2.1.1. Center-Hole Load Cell
Center-hole load cells have been used widely to measure the pre-stress force directly. Because
the sensor has a hole in its center, it is optimal for measuring the pre-stress of the tendon at the
anchorage. However, it has been reported that sometimes the measured value is not as consistent or
as precise as given in the specifications when an eccentric load is applied . Therefore, this center-
hole load cell needed verification as to whether it is appropriate for the measurement of pre-stress in
a PSC girder. In this study, the effect of eccentricity on typical center-hole load cells was tested and
investigated. The result indicates that such eccentricity leads to error in the measurements.
2.1.2. Tri-Sensor Loading Plate
Because a center-hole load cell has high sensitivity to eccentricity, a new type of load measuring
device was developed and tested. Three load cells were attached to a loading plate with a hole. The
applied load on the plate could be measured by summing the loads of the three load cells. This
loading plate was designed to minimize the effect of eccentricity based on mechanical theory. Even
though there is eccentricity, the applied load can be measured precisely due to the statically
determined structural characteristic of the loading plate. Figure 1b shows a schematic of the proposed
loading plate with the load cells. The proposed tri-sensor loading plate was verified by experiment.
2.1.3. Hydraulic Load Cell
Hydraulic load cells are force-balance devices that measure load as a change in the pressure of

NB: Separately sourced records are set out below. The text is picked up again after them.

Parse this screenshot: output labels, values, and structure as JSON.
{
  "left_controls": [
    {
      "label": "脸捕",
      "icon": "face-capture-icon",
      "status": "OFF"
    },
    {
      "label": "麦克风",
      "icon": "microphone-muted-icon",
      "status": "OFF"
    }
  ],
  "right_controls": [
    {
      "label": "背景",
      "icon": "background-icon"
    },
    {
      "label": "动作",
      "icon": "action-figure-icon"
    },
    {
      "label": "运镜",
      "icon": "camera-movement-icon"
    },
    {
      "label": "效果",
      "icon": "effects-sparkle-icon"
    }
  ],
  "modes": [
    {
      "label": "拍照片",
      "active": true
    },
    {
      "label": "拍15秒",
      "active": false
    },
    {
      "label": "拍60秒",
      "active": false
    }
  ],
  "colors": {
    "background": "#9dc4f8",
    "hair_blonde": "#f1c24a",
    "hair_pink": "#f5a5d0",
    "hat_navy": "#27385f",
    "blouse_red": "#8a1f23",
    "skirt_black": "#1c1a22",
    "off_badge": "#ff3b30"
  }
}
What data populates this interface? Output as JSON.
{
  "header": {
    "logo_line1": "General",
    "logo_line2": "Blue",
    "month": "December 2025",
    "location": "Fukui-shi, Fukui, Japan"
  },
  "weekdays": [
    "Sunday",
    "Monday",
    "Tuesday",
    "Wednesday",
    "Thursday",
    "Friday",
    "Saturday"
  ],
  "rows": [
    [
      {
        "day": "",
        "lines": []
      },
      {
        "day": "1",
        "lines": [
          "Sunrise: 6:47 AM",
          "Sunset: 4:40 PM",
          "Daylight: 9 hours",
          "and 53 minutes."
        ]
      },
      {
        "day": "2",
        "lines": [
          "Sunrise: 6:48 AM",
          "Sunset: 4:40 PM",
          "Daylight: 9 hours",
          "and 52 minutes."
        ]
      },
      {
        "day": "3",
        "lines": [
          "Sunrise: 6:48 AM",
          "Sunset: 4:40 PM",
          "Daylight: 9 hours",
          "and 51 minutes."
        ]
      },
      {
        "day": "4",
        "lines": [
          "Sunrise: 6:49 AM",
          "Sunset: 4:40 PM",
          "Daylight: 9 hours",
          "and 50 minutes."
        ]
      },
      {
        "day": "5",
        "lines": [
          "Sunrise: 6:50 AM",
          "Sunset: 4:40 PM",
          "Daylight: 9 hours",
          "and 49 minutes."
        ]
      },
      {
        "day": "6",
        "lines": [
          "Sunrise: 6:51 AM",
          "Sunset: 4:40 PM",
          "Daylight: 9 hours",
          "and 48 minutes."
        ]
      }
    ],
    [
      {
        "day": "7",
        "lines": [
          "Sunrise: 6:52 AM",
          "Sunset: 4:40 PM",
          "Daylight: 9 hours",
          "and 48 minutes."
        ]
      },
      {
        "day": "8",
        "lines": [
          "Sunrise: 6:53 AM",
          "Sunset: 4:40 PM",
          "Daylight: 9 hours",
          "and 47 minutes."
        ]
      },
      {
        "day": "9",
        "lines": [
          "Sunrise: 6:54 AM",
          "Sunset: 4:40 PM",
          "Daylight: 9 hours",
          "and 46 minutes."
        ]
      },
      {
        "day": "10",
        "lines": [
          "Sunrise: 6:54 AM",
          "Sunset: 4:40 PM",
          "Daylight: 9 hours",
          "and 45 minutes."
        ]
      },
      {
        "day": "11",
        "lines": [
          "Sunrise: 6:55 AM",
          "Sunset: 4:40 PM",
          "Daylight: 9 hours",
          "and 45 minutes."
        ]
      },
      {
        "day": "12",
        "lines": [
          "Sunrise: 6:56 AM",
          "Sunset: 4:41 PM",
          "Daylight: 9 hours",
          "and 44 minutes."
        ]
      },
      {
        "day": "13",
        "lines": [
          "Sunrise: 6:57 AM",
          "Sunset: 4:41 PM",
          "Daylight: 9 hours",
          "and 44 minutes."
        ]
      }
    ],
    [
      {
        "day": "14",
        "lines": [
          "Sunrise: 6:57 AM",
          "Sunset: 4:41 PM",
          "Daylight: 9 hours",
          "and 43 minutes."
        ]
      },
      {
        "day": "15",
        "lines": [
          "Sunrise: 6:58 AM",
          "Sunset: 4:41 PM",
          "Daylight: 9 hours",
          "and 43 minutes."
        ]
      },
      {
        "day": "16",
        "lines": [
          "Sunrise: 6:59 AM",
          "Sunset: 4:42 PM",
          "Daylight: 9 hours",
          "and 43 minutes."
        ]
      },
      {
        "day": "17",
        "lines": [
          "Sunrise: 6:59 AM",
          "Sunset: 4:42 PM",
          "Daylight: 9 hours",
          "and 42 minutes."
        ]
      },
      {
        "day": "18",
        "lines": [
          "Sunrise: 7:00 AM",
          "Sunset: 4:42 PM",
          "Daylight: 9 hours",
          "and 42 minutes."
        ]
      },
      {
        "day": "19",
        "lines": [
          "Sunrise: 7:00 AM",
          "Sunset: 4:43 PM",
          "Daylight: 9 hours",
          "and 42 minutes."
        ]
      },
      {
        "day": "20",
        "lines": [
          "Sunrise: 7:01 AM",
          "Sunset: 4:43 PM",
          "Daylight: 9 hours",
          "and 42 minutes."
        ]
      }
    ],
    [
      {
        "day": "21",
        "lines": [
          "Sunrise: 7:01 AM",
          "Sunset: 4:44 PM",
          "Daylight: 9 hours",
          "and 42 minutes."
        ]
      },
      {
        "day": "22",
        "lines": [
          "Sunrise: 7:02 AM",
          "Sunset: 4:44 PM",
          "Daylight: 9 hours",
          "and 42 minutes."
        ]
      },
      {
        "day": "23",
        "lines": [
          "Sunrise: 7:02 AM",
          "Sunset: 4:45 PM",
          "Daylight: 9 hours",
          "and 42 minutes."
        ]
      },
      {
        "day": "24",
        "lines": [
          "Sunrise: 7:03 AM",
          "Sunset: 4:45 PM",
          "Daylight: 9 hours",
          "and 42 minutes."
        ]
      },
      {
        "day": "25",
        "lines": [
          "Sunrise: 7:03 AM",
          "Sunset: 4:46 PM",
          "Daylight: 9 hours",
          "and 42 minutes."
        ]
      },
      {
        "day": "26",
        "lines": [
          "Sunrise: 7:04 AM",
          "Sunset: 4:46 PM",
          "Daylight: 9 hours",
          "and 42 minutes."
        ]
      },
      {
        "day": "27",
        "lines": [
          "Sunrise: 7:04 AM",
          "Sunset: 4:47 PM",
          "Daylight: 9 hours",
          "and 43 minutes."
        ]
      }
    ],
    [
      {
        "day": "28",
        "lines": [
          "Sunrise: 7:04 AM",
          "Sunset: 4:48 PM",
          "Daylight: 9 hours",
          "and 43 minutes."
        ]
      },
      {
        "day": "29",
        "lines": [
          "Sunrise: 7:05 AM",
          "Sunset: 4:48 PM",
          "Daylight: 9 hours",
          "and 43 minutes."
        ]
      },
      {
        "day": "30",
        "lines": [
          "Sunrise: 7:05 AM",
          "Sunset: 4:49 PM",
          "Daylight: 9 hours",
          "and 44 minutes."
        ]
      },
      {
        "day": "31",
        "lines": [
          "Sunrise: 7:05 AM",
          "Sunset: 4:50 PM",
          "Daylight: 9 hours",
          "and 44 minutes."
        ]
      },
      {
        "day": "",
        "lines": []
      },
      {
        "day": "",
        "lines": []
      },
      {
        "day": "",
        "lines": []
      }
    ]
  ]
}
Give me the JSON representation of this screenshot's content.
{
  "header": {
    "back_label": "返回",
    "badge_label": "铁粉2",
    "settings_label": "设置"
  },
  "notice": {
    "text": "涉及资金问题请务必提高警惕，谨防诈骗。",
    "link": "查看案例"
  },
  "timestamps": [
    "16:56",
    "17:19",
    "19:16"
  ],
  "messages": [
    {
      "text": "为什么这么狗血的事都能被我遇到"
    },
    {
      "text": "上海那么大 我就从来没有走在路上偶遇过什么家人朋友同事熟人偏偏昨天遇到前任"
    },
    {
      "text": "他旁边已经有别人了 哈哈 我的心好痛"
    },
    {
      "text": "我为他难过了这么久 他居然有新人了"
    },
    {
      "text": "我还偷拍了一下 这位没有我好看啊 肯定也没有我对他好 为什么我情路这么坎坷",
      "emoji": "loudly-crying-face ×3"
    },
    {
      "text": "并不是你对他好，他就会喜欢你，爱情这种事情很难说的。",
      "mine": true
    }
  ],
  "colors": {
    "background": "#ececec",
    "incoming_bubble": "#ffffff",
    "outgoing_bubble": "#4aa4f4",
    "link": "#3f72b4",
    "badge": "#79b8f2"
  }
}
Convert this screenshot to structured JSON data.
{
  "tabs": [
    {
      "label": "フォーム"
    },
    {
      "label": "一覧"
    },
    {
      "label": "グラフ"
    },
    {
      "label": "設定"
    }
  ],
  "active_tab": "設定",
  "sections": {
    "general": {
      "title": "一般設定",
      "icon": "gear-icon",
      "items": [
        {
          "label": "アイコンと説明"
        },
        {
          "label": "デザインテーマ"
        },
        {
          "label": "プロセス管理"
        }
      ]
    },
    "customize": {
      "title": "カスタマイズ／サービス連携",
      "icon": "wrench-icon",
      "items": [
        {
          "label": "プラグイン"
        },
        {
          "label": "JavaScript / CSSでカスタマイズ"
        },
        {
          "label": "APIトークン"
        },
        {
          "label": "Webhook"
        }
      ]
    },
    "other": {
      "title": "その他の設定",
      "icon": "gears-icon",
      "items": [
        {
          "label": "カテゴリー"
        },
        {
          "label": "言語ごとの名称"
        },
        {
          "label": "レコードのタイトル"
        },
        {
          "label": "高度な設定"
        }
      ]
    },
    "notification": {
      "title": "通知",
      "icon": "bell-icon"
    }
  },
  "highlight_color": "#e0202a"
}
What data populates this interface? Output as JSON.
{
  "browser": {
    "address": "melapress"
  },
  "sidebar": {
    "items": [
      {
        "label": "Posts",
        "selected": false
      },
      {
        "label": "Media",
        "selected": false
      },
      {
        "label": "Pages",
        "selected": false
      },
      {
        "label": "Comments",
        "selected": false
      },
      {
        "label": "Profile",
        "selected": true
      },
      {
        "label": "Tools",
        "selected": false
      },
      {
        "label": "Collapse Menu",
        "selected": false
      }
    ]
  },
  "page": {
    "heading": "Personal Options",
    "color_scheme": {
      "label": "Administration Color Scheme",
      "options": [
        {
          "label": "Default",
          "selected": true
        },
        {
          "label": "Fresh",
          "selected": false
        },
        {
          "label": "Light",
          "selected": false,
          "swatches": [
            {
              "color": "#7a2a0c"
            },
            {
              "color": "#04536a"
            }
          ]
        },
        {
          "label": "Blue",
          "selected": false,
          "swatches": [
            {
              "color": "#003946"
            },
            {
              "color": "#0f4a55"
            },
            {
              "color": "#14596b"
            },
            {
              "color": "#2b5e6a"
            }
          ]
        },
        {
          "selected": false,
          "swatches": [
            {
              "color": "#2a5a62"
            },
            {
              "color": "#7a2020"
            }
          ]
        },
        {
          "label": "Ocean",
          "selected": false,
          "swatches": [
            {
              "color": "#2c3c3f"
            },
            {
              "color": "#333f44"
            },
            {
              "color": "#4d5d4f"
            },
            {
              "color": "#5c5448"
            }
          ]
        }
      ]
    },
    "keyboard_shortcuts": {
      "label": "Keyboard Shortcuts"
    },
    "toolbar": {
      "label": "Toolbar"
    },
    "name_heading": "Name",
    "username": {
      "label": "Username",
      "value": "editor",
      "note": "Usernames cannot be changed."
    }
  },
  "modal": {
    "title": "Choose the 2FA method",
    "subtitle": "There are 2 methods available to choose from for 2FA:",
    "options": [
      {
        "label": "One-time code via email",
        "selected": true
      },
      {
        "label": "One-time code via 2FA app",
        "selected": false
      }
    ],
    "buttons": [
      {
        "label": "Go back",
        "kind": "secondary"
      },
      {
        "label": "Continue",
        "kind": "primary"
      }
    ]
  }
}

the internal filling fluid. The load, when applied to the surface area of the piston, causes a pressure
increase in the hydraulic fluid. This pressure is transferred to the attached pres